(Extracted information Opens)
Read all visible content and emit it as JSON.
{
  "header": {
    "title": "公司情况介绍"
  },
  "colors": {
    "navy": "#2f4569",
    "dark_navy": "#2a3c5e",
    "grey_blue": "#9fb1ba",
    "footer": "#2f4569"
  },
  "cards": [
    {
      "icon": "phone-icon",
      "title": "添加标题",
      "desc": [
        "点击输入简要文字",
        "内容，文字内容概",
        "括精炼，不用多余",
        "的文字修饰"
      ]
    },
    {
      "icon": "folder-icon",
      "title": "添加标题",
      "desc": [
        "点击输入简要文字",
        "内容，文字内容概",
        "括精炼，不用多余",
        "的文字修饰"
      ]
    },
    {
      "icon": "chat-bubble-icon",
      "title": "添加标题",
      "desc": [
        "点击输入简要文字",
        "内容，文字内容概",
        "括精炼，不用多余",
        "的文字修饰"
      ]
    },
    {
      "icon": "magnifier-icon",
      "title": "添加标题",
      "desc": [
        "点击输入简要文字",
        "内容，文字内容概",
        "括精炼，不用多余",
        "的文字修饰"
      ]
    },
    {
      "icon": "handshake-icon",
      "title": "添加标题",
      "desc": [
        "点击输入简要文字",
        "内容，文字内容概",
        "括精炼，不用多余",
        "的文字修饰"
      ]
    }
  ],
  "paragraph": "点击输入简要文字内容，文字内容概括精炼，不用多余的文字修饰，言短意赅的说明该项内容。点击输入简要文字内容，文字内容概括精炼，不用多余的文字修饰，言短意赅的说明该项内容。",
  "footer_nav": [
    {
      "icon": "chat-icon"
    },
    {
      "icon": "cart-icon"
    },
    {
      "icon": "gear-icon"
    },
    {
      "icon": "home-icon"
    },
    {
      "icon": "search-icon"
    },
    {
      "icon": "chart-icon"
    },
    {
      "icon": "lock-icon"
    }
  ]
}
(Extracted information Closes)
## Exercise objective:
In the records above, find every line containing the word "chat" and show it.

## Answer:
      "icon": "chat-bubble-icon",
      "icon": "chat-icon"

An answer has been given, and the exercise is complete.